Internet a growing forum for dissent in China
While we as a nation regularly espouse the cause of freedom, we do not always trust its power in shaping international relations. We feel a need to control the events and perceptions of the world rather than let freedom fuel internal change.
Recent news gives us reason for optimism that China's status quo is in jeopardy not from a powerful America, not from a shortage in technological weaponry, but from its people.
With economic and governmental systems inimical to ours, the possibility of conflict with China is real. Add Taiwan into the mix — an island state that China wants and we have promised to protect — and conflict sounds likely.
A full-fledged conflict would be catastrophic, not just to the two nations but to the world. China has long had nuclear warheads and now has missiles that could get those warheads to mainland America. The strategy in U.S. dealings with Iraq, North Korea and Iran has been to prevent them from growing into a major power.
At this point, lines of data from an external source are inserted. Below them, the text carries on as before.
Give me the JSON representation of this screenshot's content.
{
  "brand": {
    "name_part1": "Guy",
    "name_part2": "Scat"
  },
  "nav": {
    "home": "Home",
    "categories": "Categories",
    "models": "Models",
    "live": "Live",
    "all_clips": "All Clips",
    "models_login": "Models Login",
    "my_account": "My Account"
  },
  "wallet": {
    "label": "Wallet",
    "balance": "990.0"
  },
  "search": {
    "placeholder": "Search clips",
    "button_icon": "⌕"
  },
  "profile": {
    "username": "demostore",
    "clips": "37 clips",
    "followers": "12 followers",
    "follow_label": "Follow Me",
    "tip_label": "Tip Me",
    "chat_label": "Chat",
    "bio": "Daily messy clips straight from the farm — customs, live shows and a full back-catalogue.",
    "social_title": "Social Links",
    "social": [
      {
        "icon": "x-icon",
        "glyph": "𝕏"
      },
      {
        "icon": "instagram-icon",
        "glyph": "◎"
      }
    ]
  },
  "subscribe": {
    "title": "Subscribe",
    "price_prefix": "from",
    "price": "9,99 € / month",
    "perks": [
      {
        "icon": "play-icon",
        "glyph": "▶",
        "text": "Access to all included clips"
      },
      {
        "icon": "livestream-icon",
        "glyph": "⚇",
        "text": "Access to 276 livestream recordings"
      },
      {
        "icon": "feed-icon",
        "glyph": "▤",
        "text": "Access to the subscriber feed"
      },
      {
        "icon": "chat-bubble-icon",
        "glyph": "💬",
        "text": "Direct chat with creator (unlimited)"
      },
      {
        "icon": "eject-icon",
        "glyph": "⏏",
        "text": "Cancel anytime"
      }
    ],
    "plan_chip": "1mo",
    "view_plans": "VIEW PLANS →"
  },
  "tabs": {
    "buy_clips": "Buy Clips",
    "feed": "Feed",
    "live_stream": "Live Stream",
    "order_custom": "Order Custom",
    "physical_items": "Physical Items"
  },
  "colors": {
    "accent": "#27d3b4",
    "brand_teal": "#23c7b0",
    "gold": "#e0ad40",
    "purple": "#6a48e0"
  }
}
That window passed decades ago with China.
Last week, China added to its smorgasbord of Internet restrictions by barring its citizens from posting Internet news services inciting "illegal" assemblies, marches and demonstrations. It also prohibited Internet activities on behalf of "illegal" civil groups.
The effort is not only revealing, it is futile. According to most reports China has had some success blocking its people from established Web sites, but in today's ever-expanding Internet, that's a small victory. Blogs, mass e-mails, Internet chat rooms and online forums make censorship efforts counterproductive.
Not only will the Chinese obtain the information their leaders want to block, they will know their leaders are trying to block it. Technology has granted to the Chinese what revolution could not: Freedom of assembly and free speech.